_Exercise_
Below is a block of records: output all of them exactly and leave out the pictures.
========================================================================
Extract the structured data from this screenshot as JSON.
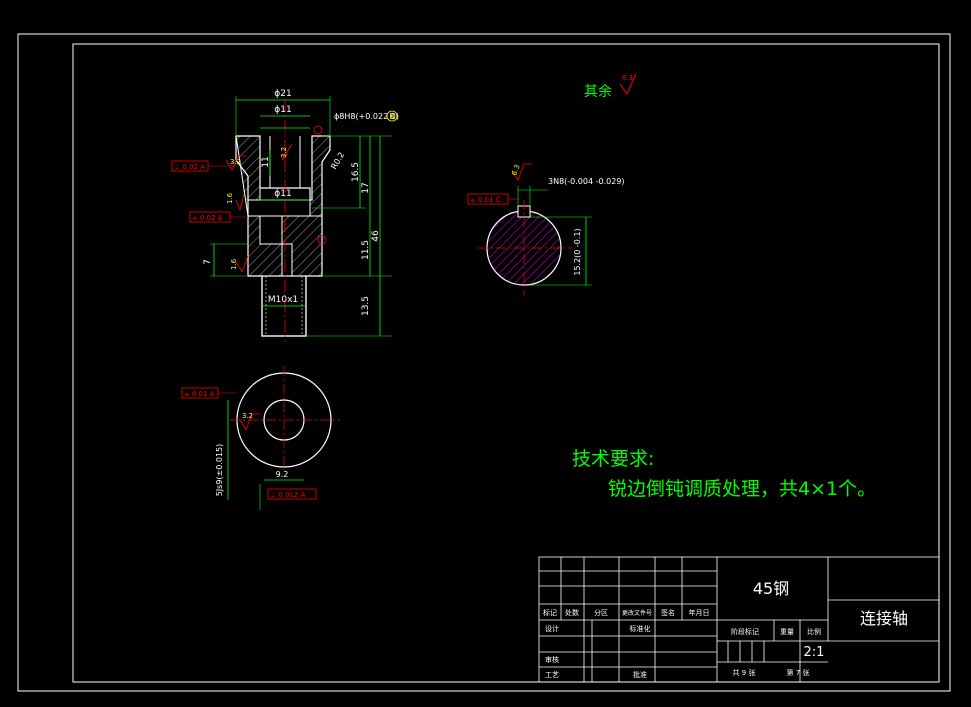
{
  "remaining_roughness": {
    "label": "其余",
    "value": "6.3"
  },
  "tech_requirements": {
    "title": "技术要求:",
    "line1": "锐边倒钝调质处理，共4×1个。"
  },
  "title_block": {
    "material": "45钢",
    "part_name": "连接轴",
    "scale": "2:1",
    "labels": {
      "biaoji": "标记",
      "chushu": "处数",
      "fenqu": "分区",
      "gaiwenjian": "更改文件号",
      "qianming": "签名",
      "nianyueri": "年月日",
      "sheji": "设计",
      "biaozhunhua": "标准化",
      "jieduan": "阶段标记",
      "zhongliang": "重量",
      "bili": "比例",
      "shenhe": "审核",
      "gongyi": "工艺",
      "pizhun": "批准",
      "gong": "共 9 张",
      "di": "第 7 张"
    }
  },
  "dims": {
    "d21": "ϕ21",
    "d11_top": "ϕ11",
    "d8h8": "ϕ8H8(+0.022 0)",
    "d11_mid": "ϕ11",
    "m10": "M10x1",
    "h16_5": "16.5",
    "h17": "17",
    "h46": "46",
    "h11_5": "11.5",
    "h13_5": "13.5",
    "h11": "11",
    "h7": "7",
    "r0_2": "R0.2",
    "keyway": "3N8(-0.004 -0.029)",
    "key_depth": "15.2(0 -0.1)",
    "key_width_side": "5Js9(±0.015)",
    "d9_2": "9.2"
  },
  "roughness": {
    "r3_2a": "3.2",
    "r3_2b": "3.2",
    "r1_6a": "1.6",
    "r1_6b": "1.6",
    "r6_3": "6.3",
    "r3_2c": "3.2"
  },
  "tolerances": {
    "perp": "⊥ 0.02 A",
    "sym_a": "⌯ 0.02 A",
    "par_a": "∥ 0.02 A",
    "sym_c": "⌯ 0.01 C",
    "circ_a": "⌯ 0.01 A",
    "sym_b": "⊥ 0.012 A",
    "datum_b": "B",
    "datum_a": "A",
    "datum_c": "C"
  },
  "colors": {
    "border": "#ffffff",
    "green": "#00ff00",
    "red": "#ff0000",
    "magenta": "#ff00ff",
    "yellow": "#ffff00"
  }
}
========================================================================
_Task output_
Extract the structured data from this screenshot as JSON.
{
  "remaining_roughness": {
    "label": "其余",
    "value": "6.3"
  },
  "tech_requirements": {
    "title": "技术要求:",
    "line1": "锐边倒钝调质处理，共4×1个。"
  },
  "title_block": {
    "material": "45钢",
    "part_name": "连接轴",
    "scale": "2:1",
    "labels": {
      "biaoji": "标记",
      "chushu": "处数",
      "fenqu": "分区",
      "gaiwenjian": "更改文件号",
      "qianming": "签名",
      "nianyueri": "年月日",
      "sheji": "设计",
      "biaozhunhua": "标准化",
      "jieduan": "阶段标记",
      "zhongliang": "重量",
      "bili": "比例",
      "shenhe": "审核",
      "gongyi": "工艺",
      "pizhun": "批准",
      "gong": "共 9 张",
      "di": "第 7 张"
    }
  },
  "dims": {
    "d21": "ϕ21",
    "d11_top": "ϕ11",
    "d8h8": "ϕ8H8(+0.022 0)",
    "d11_mid": "ϕ11",
    "m10": "M10x1",
    "h16_5": "16.5",
    "h17": "17",
    "h46": "46",
    "h11_5": "11.5",
    "h13_5": "13.5",
    "h11": "11",
    "h7": "7",
    "r0_2": "R0.2",
    "keyway": "3N8(-0.004 -0.029)",
    "key_depth": "15.2(0 -0.1)",
    "key_width_side": "5Js9(±0.015)",
    "d9_2": "9.2"
  },
  "roughness": {
    "r3_2a": "3.2",
    "r3_2b": "3.2",
    "r1_6a": "1.6",
    "r1_6b": "1.6",
    "r6_3": "6.3",
    "r3_2c": "3.2"
  },
  "tolerances": {
    "perp": "⊥ 0.02 A",
    "sym_a": "⌯ 0.02 A",
    "par_a": "∥ 0.02 A",
    "sym_c": "⌯ 0.01 C",
    "circ_a": "⌯ 0.01 A",
    "sym_b": "⊥ 0.012 A",
    "datum_b": "B",
    "datum_a": "A",
    "datum_c": "C"
  },
  "colors": {
    "border": "#ffffff",
    "green": "#00ff00",
    "red": "#ff0000",
    "magenta": "#ff00ff",
    "yellow": "#ffff00"
  }
}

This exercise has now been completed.